All the provided software is relatively easy to use, but like most tools, the more you use them the better you will become. The most difficult aspect for our customers tends to be learning to use the Cad program, which will be used to generate your .dxf file. Once you have a .dxf file, converting it to G code and mastering the actual cutting program is quite simple. A complete novice can be cutting in 4 hours or less of basic training.
The axes of CNC machines can be driven in a number of ways. After building and testing multiple prototypes, we finally opted for linear drive belts and V bearings on drive rails. Belt drives are among the most cost effective drive system with efficiency approaching 95%. We also found that the use of 1 motor on the X-axis with a cross drive simplifies synchronization of gantry movement. Z-axis motion is accomplished with Acme threaded rod with anti-backlash mounts. This greatly improves transition speed between cuts. Rack & Pinion require periodic maintenance and adjustments. Also, their positioning accuracy when doing compound cuts (ie curves) provides less than smooth cuts.
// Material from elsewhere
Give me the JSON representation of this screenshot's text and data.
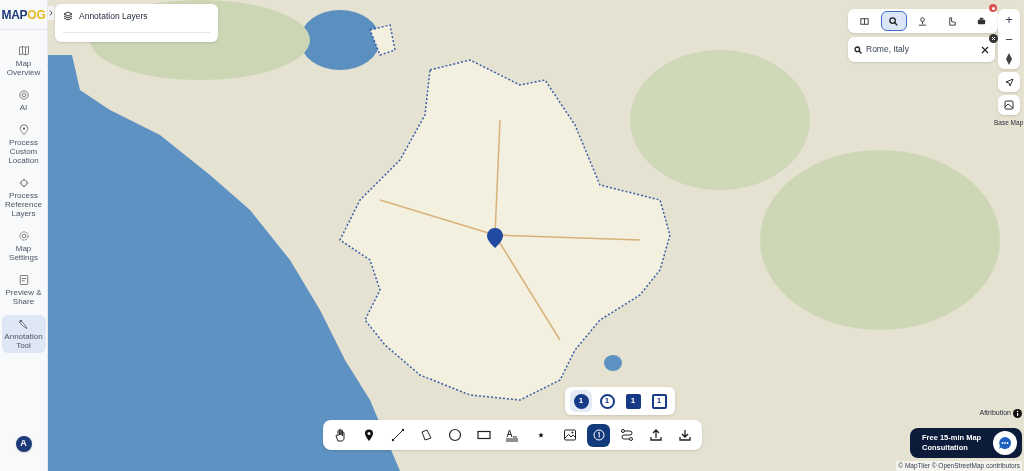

This topic has always been a hotbed for debate; they both have their place. Driving a stepper motor to a precise position is much simpler than driving a servo motor. Stepper motors typically have 50 to 200 poles (our steppers have 200 poles), where servos have very few (4-12). Each pole offers a natural stopping point for the motor shaft. The greater number of poles allows a stepper motor to move accurately and precisely between each pole and allows a stepper to be operated without any position feedback for many applications. Steppers are electro magnetically “geared down” compared to the servo motors, so it has higher torque capability, but lower speed range. Servo motors are much more expensive, harder to tune and often require a position encoder to keep track of their position. While it is true that servos can’t lose steps and have a higher tolerance, a properly sized, gear reduced, tuned stepper can be quite accurate. Also, with today’s digital electronics, stepper motors are much easier to control than servo motors.
Eagle Plasma is a small Mom & Pop operation. We operate from home so overhead is low. Most of the fabrication (cutting, prepping, welding, painting & crating) is done in-house. All electronic controls are assembled and tested right here at our shop. We don’t have large sales & marketing departments to support, and we’re not trying to get rich, just make a living.
All of our systems use the same electronics, motors, software, etc. While our larger systems require more steel & prep work, the electronics, motors and software represent the bulk of our investment. Therefore, we really couldn’t sell a 4×4 for half the price of a 4×8 and stay in business.
Eagle Plasma CNC machines can accommodate a SMALL router. They can also be converted for use with a larger router. However, our gantries are designed for use with a plasma torch, which creates little to no drag. A router will be pushing through the material causing stress on all 3 axes and would require a more robust gantry and carriage system.